The recent running of the Queen's Plate brought to mind my first appearance as a commentator for the Canadian Broadcasting Corporation (CBC) on that nation's richest and most coveted event.

On that occasion the royal family was represented by the Queen Mother. The TV team was briefed on protocol should we be spoken to by the Queen Mother.

The producer assumed that I was a Canadian citizen. She was surprised to learn that I was an American in Canada that allowed me to work. I told her that I was not entirely comfortable with the bowing and curtsying that Canadians love to shower on what are called "The Royals'.

I decided to behave myself, figuring the odds were pretty high that she would wish to come and speak to me in Woodbine's leafy walking ring. During a two-minute commercial break I began to sweat as the Queen Mother headed in my direction.

Just in time she stopped to chat with jockey Ken Skinner who had the mount on longshot Market Control for Kinghaven Farm. "I'm going to back your horse," she told Skinner and ambled off to watch him win at boxcars.

This year it was the reigning monarch, Queen Elizabeth II who attended and received vigorous applause from her subjects.
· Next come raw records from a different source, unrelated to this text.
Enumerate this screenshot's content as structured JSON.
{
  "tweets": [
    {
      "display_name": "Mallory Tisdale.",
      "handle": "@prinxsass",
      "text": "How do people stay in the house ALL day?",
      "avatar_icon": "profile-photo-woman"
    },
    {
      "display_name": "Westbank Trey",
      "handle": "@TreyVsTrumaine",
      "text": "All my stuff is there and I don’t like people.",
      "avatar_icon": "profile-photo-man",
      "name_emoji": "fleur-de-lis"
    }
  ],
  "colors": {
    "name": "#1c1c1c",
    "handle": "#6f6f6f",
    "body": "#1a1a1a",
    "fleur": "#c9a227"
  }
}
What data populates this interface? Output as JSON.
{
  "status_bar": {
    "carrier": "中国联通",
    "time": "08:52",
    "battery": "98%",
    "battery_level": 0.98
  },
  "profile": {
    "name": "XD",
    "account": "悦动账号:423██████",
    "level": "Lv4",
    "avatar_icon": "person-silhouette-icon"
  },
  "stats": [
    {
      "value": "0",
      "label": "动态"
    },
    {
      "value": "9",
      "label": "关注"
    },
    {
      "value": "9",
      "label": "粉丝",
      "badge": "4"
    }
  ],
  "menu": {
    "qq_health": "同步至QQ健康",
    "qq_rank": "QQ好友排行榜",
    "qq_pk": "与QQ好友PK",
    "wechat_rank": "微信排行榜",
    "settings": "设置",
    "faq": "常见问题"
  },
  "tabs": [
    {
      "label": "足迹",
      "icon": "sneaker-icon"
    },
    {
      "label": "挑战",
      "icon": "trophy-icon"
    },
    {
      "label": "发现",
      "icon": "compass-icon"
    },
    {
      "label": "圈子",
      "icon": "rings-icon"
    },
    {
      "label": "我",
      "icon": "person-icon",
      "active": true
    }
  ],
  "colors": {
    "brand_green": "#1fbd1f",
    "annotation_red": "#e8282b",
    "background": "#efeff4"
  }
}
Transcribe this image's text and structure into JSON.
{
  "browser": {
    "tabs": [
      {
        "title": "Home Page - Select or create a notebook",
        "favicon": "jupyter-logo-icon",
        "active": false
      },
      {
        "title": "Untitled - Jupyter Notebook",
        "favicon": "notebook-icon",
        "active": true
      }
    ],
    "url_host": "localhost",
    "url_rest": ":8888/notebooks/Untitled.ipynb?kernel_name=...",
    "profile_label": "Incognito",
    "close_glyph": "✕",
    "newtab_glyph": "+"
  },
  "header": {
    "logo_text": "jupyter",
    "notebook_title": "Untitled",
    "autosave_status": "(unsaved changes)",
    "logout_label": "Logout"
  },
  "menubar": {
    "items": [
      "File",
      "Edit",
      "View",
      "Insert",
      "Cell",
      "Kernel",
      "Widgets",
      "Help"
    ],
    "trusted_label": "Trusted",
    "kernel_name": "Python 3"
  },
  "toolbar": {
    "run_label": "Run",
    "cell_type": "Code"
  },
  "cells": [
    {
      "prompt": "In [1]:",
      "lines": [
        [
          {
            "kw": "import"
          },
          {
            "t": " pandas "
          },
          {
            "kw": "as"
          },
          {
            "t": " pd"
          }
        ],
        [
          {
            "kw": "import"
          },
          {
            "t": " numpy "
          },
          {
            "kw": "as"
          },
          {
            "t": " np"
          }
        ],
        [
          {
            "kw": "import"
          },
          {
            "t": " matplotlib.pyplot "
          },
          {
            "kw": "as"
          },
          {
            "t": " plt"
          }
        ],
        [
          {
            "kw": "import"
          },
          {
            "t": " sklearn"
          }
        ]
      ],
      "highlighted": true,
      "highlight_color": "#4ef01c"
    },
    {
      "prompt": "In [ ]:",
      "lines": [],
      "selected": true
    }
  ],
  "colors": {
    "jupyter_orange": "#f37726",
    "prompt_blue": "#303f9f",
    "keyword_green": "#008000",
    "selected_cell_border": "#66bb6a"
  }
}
Another head of state that I encountered in a happy winner's circle was Sheik Mohammed bin Rashid al Maktoum. He had just won the Irish Derby with the great filly Balanchine.He was known around the world as simply Sheik Mohammed who can play the game in blue jeans and a T-shirt in Kentucky or a morning suit and top hat at Royal Ascot.

As I exited the Curragh I noticed a tall woman, regal in bearing, and greeted her as a fellow American-Mrs. Jean Kennedy Smith, the US ambassador to Ireland and sister to President John F. Kennedy. I couldn't help but think that high station in life doesn't grant immunity from life's woes.
The Aga Khan (make that H.H. Aga Khan as in His Highness) races with great success wherever he goes but he keeps a low profile when when he wins a big race. His breeding operation is second to none and I would love to talk breeding patterns with him. But I'm still not sure about this HH business.

The late Joe Taylor once drove me through a field of about 50 mares owned by the Aga Khan, boarded at Taylor Made farm, most of them grey as I remember.

On this side of the Atlantic, I was questioned from time to time why I addressed my main client, John Franks, simply as John while most called him Mr. Franks. I said that I was 47-years-old when we met, hardly a novice at this game and that we had terrific success right from the start. There were camp followers aplenty around him who adopted an obsequious demeanor with an eye on his pocket book more than proper etiquette.

And then there was the ecumenical duo of Prince Khalid of Juddmonte and Bobby Frankel. "Bobby called him Prince Khalid" said Juddmonte manager Garrett O'Rourke. "But not very often. They spoke about twice a year."